● **Task**: For this exercise, print only the lines from the one containing "Transcribe this image's" through the end of the material below, exactly as given.

● **Source data**:
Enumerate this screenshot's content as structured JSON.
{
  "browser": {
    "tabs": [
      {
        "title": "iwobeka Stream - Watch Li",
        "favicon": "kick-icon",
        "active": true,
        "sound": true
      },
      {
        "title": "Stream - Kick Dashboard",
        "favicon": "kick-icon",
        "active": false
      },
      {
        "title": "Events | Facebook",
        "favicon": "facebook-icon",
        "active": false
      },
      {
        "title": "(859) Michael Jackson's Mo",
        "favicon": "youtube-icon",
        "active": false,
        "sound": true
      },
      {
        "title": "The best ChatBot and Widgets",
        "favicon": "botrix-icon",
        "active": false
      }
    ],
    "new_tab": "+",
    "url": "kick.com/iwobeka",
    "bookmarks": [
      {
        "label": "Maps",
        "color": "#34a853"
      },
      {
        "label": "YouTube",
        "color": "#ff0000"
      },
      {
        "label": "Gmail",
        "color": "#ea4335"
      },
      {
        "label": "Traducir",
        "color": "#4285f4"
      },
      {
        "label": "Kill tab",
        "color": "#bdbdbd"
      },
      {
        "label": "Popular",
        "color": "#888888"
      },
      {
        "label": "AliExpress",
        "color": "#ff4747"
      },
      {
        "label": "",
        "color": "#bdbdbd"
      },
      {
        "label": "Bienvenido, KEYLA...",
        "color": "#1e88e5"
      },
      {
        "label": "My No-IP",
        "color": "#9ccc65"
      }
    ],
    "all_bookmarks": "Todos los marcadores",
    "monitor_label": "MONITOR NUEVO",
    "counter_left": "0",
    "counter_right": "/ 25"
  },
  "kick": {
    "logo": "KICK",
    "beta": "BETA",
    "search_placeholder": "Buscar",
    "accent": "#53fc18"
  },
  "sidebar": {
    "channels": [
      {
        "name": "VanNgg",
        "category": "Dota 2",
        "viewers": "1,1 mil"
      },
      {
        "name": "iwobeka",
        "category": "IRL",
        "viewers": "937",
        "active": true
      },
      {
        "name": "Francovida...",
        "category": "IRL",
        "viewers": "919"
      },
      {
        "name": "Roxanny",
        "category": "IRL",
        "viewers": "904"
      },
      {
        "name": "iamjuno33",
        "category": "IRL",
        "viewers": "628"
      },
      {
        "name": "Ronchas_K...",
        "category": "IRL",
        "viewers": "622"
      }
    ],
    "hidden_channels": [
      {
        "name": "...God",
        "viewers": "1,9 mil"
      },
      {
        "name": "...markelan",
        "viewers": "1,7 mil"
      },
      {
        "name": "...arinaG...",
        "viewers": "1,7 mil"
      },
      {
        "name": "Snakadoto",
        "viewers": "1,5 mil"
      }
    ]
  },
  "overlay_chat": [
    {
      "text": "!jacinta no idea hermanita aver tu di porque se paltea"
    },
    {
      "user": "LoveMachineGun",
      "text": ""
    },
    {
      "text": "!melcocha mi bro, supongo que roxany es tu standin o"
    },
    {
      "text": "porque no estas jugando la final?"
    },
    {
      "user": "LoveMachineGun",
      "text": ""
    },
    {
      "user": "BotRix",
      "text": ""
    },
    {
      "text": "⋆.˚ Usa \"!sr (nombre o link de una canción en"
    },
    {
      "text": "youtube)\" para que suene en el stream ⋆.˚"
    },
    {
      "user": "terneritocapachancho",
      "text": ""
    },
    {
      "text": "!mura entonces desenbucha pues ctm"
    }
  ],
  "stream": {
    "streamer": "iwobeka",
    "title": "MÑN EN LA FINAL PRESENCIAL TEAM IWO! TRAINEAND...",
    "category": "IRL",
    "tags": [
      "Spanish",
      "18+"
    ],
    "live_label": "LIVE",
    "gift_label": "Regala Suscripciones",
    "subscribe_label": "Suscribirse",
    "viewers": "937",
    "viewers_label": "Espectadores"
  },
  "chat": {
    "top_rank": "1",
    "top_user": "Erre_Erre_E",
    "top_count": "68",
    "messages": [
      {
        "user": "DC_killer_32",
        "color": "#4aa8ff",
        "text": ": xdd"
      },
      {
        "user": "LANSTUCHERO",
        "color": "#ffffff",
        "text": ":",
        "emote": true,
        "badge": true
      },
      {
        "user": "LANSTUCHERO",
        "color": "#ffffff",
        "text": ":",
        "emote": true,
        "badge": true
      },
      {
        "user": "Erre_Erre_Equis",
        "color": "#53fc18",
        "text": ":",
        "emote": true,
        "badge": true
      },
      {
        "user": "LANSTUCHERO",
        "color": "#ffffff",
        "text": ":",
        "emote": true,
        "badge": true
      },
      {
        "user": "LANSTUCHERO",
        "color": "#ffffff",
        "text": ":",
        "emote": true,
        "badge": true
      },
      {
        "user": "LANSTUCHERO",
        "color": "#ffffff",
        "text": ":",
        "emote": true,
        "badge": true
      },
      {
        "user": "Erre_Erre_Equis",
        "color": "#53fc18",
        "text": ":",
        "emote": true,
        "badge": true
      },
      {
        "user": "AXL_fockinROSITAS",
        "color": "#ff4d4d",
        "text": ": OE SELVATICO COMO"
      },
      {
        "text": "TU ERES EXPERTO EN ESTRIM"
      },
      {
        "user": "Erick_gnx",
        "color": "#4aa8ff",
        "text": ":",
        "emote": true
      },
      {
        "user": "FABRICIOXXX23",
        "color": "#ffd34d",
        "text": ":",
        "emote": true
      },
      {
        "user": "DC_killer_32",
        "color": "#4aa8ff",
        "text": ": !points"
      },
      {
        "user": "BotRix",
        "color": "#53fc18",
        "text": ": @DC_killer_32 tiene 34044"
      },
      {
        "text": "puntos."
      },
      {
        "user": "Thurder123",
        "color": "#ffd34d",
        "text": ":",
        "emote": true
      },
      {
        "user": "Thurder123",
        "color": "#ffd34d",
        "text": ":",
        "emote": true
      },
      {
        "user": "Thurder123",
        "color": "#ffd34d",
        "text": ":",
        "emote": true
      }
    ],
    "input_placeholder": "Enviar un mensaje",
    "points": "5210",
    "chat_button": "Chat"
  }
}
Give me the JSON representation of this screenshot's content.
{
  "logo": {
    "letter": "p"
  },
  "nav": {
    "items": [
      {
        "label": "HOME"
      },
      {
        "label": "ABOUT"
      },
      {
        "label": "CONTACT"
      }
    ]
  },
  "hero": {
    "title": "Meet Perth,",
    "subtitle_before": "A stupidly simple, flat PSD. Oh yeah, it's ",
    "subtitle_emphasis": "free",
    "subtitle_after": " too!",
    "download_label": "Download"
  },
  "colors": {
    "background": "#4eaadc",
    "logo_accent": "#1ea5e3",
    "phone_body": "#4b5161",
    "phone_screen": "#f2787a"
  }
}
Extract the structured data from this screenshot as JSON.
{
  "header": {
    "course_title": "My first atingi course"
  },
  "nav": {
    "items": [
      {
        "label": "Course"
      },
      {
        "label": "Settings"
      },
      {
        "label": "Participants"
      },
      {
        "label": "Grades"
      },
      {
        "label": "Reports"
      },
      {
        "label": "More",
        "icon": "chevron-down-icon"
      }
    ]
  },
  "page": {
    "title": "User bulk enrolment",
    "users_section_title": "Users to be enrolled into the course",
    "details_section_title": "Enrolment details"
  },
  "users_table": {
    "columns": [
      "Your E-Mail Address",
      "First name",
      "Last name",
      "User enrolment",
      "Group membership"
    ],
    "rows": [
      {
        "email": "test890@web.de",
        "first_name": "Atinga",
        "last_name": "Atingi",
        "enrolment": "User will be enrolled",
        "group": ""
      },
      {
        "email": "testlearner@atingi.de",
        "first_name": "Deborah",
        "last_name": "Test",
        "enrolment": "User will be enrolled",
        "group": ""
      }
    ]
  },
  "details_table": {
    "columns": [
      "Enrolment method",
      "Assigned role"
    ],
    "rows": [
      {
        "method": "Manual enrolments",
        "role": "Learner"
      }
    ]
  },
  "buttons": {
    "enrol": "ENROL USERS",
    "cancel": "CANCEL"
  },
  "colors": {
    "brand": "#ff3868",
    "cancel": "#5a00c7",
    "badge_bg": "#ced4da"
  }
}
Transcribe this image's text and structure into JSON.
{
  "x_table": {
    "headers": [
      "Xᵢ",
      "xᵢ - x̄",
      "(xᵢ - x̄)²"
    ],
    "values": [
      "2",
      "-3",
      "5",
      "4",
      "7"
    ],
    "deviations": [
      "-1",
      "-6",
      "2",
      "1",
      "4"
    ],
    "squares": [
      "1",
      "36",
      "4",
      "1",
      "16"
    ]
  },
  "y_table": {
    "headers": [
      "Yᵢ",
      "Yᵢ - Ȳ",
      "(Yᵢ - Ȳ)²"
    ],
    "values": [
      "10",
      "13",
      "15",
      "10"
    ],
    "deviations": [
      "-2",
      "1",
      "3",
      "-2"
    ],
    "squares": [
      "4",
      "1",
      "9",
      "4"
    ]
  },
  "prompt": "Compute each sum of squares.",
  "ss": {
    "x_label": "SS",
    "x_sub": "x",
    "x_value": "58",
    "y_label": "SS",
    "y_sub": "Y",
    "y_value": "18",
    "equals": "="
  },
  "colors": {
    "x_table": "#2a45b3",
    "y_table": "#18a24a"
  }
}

● **Written response**:
Transcribe this image's text and structure into JSON.
{
  "x_table": {
    "headers": [
      "Xᵢ",
      "xᵢ - x̄",
      "(xᵢ - x̄)²"
    ],
    "values": [
      "2",
      "-3",
      "5",
      "4",
      "7"
    ],
    "deviations": [
      "-1",
      "-6",
      "2",
      "1",
      "4"
    ],
    "squares": [
      "1",
      "36",
      "4",
      "1",
      "16"
    ]
  },
  "y_table": {
    "headers": [
      "Yᵢ",
      "Yᵢ - Ȳ",
      "(Yᵢ - Ȳ)²"
    ],
    "values": [
      "10",
      "13",
      "15",
      "10"
    ],
    "deviations": [
      "-2",
      "1",
      "3",
      "-2"
    ],
    "squares": [
      "4",
      "1",
      "9",
      "4"
    ]
  },
  "prompt": "Compute each sum of squares.",
  "ss": {
    "x_label": "SS",
    "x_sub": "x",
    "x_value": "58",
    "y_label": "SS",
    "y_sub": "Y",
    "y_value": "18",
    "equals": "="
  },
  "colors": {
    "x_table": "#2a45b3",
    "y_table": "#18a24a"
  }
}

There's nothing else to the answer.